Assuming Tyson Fury defeats Dereck Chisora for the third time December 3, the unbeaten WBC heavyweight champion’s co-promoter cannot see anything stopping him from fighting Oleksander Usyk next.

Bob Arum informed that the promotional plan is for Fury and Usyk to square off at some point late in the winter at a location to be determined in the Middle East. If Usyk and Fury fight, the winner would become the first fully unified heavyweight champion of boxing’s four-belt era.

“I think everybody on Fury’s side feels that way,” Arum said to BoxingScene. “And because Egis [Klimas, Usyk’s manager] is such a good friend of mine – and so is Usyk, by the way – that I know they feel that way. So, I don’t see any impediment to getting that fight done sometime before Ramadan. That’s what Tyson wants to do and that’s what Usyk wants to do. So, it would be crazy not to put this thing on either the last week in February or the first week in March.”

The start of Ramadan is an important deadline if they’re to avoid pushing Fury-Usyk into the spring because all Middle Eastern countries observe the Muslim month for fasting, prayer and reflection. Ramadan will begin March 22 and is set to end April 21.

Arum mentioned Qatar, Saudi Arabia and the United Arab Emirates as countries that could host a Fury-Usyk fight, depending on where investors put up the money to fund their eight-figure purses.

Ukraine’s Usyk (20-0, 13 KOs) defeated Anthony Joshua (24-3, 22 KOs) by unanimous decision in their 12-round rematch to retain his IBF, IBO, WBA and WBO belts August 20 at Jeddah Superdome in Jeddah, Saudi Arabia. England’s Fury (32-0-1, 23 KOs) has not fought in a Middle Eastern country, but the former IBF/IBO/WBA/WBO champ has expressed optimism about boxing Usyk somewhere in that region.

“Wherever he can get exposure, he’ll be a star,” Arum said. “Forget his fighting ability, which is obviously on a high plane and makes him very enjoyable to watch. But essentially, he’s a showman. Where have you seen a fighter that conducts himself like Tyson Fury does?”

First, of course, the Manchester native must conquer Chisora (33-12, 23 KOs) in what is widely viewed as a tune-up fight for the heavily favored Fury two weeks from Saturday night at Tottenham Hotspur Stadium in London.

The 34-year-old Fury convincingly out-pointed Chisora in their first fight, a 12-rounder in July 2011 at Wembley Arena in London. Fury beat the Zimbabwe-born, London-based Chisora even easier in their rematch, which was stopped after 10 one-sided rounds in November 2014 at ExCeL London.

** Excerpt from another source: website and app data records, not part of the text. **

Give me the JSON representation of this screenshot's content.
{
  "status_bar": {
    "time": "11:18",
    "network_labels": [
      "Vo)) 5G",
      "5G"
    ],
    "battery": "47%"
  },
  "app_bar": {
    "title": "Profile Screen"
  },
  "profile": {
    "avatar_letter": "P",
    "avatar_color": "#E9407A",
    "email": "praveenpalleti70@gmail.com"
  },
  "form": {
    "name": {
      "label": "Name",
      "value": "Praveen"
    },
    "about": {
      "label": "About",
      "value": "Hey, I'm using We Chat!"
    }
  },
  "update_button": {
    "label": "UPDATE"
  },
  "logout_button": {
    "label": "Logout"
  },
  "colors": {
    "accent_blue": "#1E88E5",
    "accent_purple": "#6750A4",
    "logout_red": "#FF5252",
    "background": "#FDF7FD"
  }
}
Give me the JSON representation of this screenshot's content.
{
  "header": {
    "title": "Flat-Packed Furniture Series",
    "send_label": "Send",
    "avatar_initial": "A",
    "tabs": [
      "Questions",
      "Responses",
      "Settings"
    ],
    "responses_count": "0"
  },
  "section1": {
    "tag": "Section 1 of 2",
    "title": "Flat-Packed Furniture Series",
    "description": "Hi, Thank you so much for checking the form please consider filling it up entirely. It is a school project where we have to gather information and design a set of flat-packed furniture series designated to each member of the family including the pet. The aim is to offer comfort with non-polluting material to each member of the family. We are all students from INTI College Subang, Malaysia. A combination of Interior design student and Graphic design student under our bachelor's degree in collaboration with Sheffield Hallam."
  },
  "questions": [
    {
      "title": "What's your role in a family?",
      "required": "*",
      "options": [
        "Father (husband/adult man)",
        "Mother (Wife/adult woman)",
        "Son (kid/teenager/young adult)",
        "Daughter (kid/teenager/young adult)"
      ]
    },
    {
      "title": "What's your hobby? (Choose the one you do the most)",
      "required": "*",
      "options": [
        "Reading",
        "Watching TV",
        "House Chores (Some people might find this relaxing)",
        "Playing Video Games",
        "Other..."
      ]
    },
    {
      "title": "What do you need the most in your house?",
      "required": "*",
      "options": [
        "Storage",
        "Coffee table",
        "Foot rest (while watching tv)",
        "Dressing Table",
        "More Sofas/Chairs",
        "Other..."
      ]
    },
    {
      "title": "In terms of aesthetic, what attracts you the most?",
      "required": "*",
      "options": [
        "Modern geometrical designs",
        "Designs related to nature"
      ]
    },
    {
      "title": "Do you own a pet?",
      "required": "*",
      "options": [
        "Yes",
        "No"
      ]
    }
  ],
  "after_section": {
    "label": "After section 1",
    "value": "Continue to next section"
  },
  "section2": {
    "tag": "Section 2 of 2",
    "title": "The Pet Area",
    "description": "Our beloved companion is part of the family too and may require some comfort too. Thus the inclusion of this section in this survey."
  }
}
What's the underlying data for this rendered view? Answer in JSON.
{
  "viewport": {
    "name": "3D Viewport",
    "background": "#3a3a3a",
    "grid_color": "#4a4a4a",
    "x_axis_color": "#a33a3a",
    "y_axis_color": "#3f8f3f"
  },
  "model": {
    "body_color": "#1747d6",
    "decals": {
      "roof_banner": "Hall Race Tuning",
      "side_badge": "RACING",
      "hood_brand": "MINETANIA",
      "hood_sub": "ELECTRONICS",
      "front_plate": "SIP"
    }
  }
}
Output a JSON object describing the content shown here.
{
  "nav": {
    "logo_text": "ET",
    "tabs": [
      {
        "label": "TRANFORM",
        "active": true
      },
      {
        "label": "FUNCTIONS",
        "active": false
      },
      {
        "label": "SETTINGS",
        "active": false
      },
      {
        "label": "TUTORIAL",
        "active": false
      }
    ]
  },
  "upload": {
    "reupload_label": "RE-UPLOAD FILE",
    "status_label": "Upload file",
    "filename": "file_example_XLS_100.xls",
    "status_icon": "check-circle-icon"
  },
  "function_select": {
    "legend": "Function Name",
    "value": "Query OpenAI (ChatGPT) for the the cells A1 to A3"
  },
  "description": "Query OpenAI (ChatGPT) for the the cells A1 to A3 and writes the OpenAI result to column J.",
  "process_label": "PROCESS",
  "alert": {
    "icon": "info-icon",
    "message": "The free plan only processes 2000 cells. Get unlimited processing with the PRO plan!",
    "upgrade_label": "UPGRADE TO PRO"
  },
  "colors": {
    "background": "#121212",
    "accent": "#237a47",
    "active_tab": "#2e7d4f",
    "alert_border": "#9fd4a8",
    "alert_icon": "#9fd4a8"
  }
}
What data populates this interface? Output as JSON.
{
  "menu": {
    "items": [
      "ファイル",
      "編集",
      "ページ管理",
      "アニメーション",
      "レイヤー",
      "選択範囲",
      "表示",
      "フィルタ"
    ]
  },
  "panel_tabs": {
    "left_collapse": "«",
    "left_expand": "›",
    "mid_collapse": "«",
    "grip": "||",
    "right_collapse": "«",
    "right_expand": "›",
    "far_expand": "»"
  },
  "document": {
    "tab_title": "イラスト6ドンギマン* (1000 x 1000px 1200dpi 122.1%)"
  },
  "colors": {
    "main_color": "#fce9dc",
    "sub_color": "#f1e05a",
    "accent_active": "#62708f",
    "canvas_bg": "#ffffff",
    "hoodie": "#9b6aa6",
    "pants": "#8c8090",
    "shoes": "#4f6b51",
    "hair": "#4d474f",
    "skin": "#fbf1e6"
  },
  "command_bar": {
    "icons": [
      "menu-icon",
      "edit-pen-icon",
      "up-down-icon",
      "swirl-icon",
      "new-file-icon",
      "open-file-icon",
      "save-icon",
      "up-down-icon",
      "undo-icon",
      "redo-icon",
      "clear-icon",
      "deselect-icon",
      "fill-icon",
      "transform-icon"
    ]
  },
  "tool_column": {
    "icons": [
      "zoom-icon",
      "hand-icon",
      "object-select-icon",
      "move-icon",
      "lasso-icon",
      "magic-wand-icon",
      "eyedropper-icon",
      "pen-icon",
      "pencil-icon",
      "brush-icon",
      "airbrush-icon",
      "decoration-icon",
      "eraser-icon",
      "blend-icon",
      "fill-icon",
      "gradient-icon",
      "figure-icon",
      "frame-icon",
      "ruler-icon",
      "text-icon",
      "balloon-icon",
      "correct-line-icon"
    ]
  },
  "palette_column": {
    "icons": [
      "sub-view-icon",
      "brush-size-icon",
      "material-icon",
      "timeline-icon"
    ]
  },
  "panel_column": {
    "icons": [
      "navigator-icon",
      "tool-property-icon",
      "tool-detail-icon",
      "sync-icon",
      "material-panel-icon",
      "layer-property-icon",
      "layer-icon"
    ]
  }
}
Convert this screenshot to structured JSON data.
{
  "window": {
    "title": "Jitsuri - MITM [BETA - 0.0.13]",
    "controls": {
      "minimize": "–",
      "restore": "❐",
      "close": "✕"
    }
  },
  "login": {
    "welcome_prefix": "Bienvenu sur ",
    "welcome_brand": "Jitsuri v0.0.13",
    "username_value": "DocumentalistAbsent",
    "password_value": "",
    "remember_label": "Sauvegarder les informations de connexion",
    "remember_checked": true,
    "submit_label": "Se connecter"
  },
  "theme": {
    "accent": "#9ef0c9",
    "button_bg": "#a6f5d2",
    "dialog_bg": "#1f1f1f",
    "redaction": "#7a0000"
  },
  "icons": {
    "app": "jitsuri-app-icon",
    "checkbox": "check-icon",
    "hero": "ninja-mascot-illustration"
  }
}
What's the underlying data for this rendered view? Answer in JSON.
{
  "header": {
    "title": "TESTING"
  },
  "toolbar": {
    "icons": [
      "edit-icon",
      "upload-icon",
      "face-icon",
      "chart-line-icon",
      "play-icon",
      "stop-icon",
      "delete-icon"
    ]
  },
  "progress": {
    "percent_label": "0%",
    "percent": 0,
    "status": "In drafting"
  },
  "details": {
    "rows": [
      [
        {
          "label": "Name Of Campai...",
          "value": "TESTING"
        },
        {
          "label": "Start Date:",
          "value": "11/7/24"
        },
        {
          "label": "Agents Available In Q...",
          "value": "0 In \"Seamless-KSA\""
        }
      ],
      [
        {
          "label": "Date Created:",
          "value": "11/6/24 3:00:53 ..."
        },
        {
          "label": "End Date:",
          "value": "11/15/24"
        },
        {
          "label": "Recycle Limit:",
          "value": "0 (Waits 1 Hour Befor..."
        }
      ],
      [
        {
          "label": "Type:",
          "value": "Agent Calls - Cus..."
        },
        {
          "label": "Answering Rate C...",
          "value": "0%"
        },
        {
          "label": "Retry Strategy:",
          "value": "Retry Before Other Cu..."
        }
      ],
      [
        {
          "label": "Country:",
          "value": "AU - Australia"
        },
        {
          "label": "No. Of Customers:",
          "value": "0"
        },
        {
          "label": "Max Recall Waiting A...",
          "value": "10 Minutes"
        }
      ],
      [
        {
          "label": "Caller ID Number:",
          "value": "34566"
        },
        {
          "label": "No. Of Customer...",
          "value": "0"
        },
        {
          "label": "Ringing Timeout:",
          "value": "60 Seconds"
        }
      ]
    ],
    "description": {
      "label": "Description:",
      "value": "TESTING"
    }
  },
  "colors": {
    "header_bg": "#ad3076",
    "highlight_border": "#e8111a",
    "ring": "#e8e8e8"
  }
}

Fury has invited criticism by agreeing to face Chisora a third time. The 38-year-old Chisora did, however, give Usyk difficulty during a 12-rounder that the former undisputed cruiserweight champion won by unanimous decision in October 2020 at Wembley Arena.

Fury’s obvious advantage notwithstanding, Arum will be anxious about the fate of Fury-Usyk until Fury leaves the ring victorious and unscathed December 3.

“These fights are dangerous because you’re in the heavyweight division and these big guys, by and large all of them, have terrific [power],” Arum said. “And if you’re not careful, you can get hit on the chin and it’s lights out.”

Keith Idec is a senior writer/columnist for He can be reached on Twitter @Idecboxing.